======== DATA FOR REVIEW ========

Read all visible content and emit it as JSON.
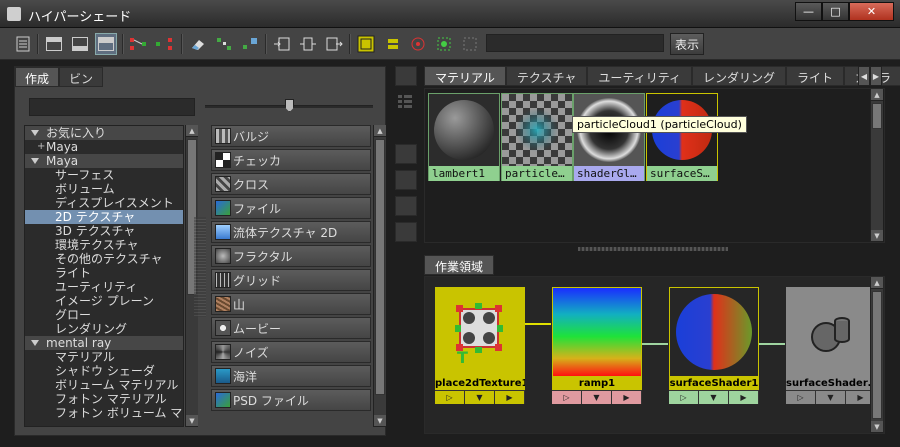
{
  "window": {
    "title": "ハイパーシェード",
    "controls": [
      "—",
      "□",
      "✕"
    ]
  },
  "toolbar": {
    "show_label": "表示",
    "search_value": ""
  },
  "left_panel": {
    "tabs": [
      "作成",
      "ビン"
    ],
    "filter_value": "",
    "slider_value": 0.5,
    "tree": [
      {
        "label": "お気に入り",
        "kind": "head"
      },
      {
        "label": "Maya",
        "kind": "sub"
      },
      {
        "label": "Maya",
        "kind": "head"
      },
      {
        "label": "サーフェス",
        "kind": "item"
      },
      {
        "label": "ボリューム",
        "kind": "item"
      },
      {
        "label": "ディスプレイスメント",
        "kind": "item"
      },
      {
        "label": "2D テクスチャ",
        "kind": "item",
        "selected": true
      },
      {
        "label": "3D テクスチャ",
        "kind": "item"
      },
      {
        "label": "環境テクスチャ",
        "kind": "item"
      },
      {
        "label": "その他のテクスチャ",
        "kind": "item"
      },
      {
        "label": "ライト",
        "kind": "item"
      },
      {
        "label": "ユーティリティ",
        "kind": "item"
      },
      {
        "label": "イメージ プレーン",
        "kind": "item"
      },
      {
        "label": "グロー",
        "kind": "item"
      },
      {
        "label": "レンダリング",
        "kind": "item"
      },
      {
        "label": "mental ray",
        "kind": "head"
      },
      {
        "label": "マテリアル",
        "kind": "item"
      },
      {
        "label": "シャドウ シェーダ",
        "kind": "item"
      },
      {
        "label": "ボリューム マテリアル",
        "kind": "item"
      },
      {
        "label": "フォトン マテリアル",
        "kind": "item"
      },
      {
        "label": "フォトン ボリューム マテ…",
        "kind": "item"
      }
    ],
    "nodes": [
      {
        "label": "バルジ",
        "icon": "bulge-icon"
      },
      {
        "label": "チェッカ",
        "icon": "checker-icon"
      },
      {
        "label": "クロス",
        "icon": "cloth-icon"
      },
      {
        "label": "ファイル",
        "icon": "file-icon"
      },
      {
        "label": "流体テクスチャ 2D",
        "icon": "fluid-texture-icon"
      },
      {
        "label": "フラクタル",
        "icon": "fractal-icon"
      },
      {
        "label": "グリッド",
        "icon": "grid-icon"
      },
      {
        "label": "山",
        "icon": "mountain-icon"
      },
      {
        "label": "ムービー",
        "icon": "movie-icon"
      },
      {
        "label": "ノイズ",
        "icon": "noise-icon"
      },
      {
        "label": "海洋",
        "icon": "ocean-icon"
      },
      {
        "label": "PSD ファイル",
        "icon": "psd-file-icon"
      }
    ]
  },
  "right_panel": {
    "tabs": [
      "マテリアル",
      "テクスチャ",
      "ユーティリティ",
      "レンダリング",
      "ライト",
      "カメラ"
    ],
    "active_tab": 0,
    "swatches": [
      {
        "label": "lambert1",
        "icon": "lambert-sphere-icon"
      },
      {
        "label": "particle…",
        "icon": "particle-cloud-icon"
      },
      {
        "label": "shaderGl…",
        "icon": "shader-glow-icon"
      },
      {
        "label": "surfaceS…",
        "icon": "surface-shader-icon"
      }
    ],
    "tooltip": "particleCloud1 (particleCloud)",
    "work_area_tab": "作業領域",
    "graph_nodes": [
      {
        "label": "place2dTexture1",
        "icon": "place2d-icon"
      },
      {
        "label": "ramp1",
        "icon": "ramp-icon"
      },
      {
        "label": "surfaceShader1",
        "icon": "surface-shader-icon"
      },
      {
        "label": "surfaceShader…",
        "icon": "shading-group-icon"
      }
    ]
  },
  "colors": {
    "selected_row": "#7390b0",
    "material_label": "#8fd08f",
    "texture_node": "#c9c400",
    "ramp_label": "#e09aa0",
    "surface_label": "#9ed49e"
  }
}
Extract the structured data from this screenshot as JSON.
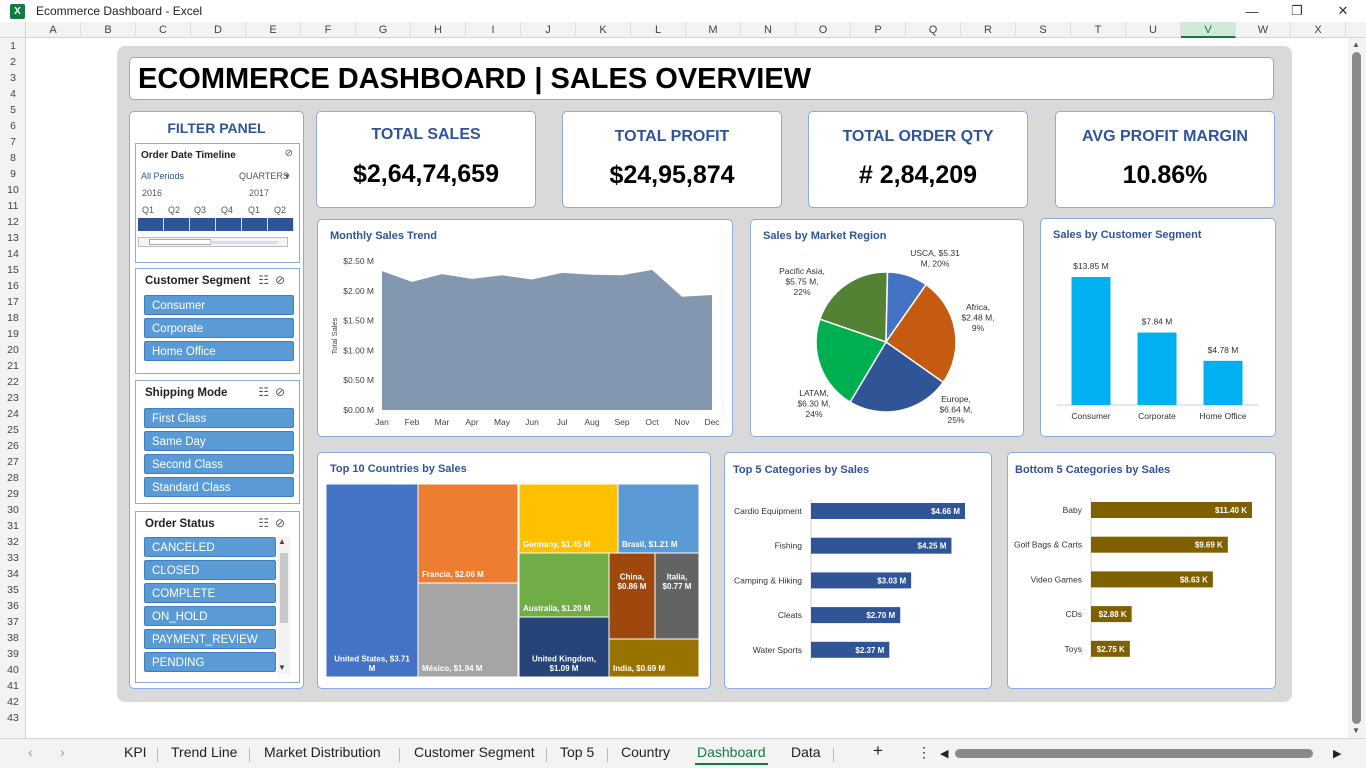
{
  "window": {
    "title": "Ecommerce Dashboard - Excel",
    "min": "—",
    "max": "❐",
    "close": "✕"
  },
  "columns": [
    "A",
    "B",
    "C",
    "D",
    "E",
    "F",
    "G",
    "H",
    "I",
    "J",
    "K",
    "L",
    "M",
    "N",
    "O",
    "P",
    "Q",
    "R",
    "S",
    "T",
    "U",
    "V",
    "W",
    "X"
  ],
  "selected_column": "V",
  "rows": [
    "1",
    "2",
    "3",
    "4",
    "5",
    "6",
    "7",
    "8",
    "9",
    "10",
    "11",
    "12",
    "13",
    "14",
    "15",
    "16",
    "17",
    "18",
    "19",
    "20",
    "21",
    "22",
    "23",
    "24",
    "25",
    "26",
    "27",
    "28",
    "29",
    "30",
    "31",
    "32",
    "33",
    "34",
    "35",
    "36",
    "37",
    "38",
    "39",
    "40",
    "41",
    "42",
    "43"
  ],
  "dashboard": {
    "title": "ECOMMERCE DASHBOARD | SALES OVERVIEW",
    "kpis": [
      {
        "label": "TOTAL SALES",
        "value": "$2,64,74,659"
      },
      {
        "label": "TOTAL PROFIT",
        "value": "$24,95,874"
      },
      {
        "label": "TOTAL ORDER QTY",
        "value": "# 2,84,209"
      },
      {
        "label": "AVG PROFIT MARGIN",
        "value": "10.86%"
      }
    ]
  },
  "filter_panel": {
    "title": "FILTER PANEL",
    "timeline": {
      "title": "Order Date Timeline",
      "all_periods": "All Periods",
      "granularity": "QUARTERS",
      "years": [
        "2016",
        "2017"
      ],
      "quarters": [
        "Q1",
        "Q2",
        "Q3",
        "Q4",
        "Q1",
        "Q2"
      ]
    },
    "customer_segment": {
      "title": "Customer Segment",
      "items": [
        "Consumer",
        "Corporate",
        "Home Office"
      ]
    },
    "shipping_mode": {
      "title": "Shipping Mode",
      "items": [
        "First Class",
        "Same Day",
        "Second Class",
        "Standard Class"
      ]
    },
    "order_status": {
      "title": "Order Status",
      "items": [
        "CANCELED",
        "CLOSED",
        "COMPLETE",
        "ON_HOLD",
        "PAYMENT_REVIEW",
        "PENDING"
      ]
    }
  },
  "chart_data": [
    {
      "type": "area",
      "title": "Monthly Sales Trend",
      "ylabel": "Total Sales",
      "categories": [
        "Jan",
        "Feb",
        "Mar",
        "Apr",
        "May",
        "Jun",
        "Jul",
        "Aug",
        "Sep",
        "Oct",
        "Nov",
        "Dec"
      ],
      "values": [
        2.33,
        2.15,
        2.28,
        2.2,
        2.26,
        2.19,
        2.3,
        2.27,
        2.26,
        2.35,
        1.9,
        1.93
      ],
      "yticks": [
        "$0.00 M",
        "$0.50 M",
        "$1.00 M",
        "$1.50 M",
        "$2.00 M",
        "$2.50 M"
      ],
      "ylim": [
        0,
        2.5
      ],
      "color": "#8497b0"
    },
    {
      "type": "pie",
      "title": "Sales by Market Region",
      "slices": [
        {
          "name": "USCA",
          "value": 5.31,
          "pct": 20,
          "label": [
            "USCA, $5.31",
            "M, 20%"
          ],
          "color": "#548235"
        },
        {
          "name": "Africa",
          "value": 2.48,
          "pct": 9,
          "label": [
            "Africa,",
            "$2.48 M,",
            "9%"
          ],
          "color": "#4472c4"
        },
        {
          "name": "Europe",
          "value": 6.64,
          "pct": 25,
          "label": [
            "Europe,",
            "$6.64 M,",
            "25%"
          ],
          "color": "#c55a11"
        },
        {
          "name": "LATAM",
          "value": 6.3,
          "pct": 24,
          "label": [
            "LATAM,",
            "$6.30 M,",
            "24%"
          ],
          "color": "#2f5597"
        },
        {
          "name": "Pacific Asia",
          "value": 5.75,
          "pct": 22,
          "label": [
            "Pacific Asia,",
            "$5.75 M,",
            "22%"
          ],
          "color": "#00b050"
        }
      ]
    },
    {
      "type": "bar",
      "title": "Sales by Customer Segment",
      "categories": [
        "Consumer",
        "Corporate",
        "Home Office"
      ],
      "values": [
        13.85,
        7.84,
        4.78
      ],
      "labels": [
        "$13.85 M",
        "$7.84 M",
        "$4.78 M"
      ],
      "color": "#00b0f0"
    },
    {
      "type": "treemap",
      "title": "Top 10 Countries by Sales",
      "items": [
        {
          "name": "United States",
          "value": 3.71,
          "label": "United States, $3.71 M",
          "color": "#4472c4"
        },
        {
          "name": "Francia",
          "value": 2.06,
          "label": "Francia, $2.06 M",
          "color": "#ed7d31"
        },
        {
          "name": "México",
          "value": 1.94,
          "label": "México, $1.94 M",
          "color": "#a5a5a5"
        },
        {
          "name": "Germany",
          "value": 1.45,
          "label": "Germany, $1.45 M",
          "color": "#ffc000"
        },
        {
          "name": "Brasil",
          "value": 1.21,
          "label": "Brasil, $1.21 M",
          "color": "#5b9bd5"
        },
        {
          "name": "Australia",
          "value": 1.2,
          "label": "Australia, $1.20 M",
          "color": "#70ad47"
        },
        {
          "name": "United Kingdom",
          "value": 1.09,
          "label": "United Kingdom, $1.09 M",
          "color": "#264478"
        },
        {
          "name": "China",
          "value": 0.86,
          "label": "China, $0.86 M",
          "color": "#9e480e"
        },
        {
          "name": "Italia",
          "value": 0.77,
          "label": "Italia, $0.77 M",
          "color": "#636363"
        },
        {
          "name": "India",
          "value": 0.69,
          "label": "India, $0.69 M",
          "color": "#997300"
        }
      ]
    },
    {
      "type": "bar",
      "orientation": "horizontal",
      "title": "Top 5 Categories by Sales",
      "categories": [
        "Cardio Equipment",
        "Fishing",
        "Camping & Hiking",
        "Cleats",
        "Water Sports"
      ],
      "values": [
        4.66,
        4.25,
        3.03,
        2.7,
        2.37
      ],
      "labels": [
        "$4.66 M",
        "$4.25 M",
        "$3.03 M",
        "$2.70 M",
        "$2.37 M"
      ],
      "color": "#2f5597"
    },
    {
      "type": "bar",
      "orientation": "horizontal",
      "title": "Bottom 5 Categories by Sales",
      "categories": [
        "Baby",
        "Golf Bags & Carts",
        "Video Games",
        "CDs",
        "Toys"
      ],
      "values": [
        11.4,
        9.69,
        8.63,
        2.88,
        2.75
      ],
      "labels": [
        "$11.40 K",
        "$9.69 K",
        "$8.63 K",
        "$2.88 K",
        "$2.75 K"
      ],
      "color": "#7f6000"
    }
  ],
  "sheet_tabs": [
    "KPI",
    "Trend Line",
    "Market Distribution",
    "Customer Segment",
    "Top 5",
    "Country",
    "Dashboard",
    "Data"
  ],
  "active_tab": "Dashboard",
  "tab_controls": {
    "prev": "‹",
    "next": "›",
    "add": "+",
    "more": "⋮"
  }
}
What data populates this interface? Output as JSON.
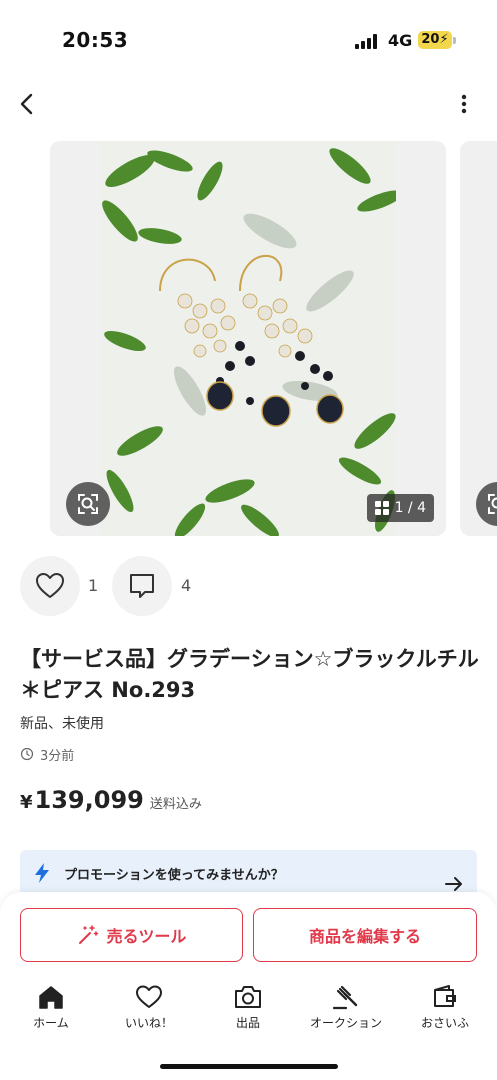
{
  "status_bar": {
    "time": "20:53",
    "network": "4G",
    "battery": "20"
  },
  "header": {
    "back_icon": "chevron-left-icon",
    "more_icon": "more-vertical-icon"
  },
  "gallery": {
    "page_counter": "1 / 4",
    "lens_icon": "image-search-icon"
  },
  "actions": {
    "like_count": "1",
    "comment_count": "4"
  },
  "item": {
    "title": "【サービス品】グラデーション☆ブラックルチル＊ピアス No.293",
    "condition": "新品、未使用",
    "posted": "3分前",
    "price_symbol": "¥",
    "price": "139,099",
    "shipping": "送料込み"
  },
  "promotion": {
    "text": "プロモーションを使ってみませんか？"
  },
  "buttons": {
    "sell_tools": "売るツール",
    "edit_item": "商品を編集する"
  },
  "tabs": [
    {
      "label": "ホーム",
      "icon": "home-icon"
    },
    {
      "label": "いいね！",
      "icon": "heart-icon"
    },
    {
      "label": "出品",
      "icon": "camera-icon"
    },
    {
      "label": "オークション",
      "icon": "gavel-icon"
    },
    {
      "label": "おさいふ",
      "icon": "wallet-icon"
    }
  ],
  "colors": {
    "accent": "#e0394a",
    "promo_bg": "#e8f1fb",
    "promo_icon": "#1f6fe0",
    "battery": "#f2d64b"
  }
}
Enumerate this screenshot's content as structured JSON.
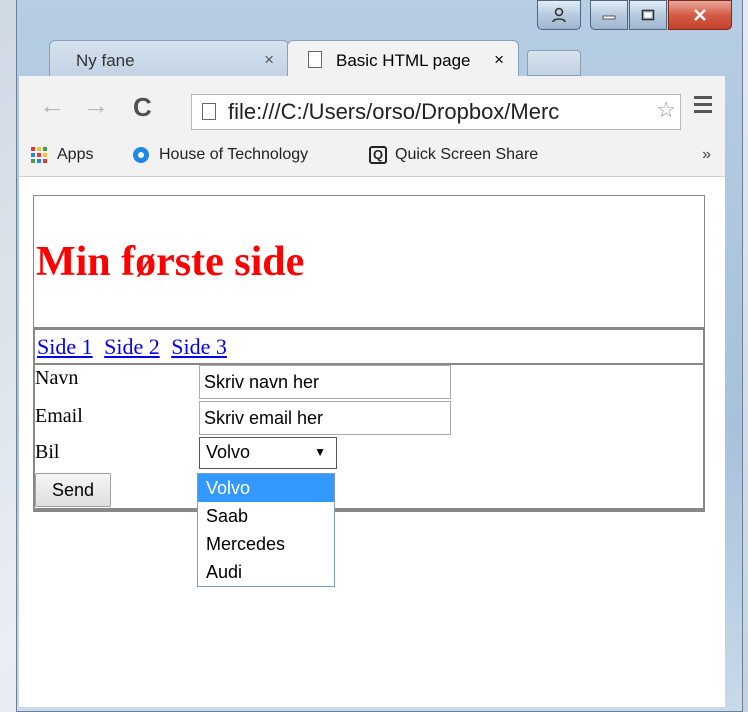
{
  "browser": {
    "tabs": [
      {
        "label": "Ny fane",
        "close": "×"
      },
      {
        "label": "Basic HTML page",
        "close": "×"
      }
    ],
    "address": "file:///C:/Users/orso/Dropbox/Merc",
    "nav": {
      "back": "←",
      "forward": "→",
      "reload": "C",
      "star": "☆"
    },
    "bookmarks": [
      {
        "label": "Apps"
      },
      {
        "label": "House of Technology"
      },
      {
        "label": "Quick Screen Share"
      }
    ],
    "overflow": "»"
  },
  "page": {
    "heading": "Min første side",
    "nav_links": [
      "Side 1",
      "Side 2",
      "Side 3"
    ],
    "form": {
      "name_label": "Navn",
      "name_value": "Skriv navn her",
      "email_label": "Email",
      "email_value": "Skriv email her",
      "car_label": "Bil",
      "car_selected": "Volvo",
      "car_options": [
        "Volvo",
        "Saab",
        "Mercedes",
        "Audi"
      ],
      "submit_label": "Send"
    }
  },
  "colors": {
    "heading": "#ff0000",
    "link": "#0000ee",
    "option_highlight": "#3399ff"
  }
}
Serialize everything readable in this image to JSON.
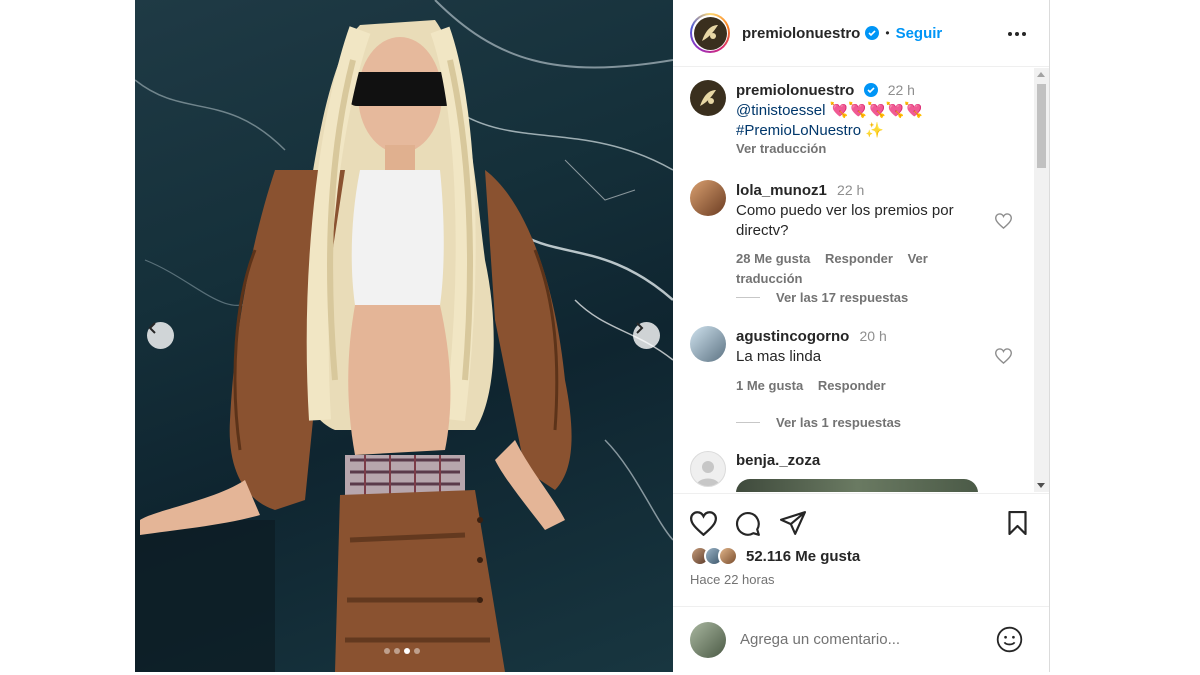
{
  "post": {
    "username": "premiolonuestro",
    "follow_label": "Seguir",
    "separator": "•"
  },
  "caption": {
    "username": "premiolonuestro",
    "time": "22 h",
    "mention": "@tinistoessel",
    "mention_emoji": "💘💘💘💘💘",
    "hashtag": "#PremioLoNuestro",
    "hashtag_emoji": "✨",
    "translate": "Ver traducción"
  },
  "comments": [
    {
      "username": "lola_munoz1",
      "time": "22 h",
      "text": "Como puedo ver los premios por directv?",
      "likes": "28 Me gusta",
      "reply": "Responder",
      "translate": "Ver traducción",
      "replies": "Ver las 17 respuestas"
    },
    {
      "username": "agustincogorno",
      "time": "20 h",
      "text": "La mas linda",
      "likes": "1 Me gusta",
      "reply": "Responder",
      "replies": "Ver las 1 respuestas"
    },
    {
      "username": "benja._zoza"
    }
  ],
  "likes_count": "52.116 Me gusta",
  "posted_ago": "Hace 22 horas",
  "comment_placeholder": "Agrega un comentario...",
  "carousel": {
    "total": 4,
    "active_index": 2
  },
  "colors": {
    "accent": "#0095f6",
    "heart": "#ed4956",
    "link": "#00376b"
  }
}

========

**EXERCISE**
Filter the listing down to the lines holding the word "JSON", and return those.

**TASK RESPONSE**
Read all visible content and emit it as JSON.
Extract the structured data from this screenshot as JSON.
What data populates this interface? Output as JSON.
Enumerate this screenshot's content as structured JSON.
Serialize everything readable in this image to JSON.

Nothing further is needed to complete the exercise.